- _Dataset rows describing interfaces_
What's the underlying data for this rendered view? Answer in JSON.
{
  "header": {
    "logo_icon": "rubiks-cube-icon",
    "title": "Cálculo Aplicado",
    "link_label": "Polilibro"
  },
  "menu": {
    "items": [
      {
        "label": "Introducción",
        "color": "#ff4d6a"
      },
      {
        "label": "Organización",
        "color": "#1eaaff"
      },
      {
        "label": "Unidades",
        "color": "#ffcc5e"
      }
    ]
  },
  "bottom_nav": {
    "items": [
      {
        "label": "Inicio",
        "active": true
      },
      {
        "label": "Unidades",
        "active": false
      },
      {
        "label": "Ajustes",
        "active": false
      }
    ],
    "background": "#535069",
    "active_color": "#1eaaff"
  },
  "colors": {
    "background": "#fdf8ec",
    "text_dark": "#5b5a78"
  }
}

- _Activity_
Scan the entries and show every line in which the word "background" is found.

- _Result of this exercise_
    "background": "#535069",
    "background": "#fdf8ec",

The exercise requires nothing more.